"The past eight months have been tough for retailers, with the majority of the country facing heightened COVID restrictions of some kind since August last year. It's certainly been hardest on those in Auckland with lockdowns limiting trade the longest. The good news is spending has bounced back this quarter as we've recorded a 7.3% annual increase nationally," says Mr Tuffley.
"As we continue to move through our COVID recovery, and with Auckland now enjoying greater freedoms under the traffic light system, we are expecting retail spending to continue picking up in 2022. Although we could see factors such as rising inflation and fuel prices tempering household spending in the coming months."
The scoreboard ranks regions based on their annual growth across a range of measures including employment, retail sales and building consents.
Another strong performance from Canterbury this quarter sees the region hold onto its crown for the second consecutive quarter, with annual house price growth up 36% - almost 10% higher than the national average. Top five results across employment, construction, retail trade and consumer confidence also contributed to the region's strong position.
Canterbury saw strong competition from Manawatū-Whanganui and Northland, both recording solid growth and retaining their second and third positions respectively for another consecutive quarter. Mr Tuffley says it's hard to pinpoint what's contributing to these consistent results, but the diversification of these regions is likely having an impact.
"There is no single factor we can point to that explains the consistent high rankings of these regions.

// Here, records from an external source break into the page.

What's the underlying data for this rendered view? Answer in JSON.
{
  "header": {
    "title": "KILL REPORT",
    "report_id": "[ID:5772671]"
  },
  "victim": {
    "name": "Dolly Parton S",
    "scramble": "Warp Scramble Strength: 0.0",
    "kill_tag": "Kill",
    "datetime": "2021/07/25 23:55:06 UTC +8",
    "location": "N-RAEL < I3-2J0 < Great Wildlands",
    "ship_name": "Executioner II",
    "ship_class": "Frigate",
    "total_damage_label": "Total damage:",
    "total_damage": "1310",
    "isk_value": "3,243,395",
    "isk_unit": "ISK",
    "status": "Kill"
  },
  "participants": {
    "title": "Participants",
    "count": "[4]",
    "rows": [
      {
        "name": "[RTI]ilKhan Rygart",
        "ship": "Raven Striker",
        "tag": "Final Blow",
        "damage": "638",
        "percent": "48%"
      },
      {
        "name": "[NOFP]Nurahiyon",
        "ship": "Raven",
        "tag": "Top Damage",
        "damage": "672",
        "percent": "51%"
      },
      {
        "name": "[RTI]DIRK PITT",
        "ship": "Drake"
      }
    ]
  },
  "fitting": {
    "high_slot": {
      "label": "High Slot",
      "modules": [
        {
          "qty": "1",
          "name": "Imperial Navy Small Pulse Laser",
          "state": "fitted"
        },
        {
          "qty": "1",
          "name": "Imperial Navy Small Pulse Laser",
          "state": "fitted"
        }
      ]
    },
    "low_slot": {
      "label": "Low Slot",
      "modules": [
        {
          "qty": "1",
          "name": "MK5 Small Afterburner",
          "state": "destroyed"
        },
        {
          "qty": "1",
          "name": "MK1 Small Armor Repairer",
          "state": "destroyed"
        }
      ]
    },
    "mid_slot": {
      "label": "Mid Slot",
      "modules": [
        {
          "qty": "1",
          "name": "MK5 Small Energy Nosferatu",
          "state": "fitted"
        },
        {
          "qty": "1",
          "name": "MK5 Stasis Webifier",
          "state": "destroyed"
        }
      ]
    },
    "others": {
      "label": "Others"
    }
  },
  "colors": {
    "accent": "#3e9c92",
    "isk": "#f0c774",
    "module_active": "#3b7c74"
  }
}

To date, we are seeing a tendency for well-diversified provincial and pastoral regions to fare better from the disruption created by the pandemic with Canterbury, Manawatū-Whanganui and Northland all falling under this category."
Manawatu-Whanganui maintains its solid second place position, off the back of continued strong growth all round.
Mr Tuffley says Manawatū-Whanganui is the only region this quarter to equal or outperform national averages across all the metrics we measure, with the region second in New Zealand for employment growth and new car sales while also ranking third on the scoreboard for construction growth.
"It will be interesting to see if this region can lift further up the rankings, given how well it's performed across-the-board recently," says Mr Tuffley.
Now sitting just behind the top three regions, Taranaki jumps from 13th place on the scoreboard to fourth, with the region recording an impressive 140% annual uplift in construction.
Mr Tuffley says a significant jump in non-residential building consents has been a winner for the region.
"Taranaki recorded an incredible five-fold increase in non-residential building consents, which has seen the region soaring above the national average for Q4 with this growth largely driven by a sizable construction project gaining consent last October," says Mr Tuffley.
The region has also seen consistent annual growth in house prices with this figure now up 29%.
While retail spending and consumer confidence remained low in Taranaki, Mr Tuffley says the region is also expected to benefit from bumper milk prices.
The full ASB Regional Economic Scoreboard, along with other recent ASB reports covering a range of commentary, can be accessed at our ASB Economic Insights page: https://www.asb.co.nz/documents/economic-insights.html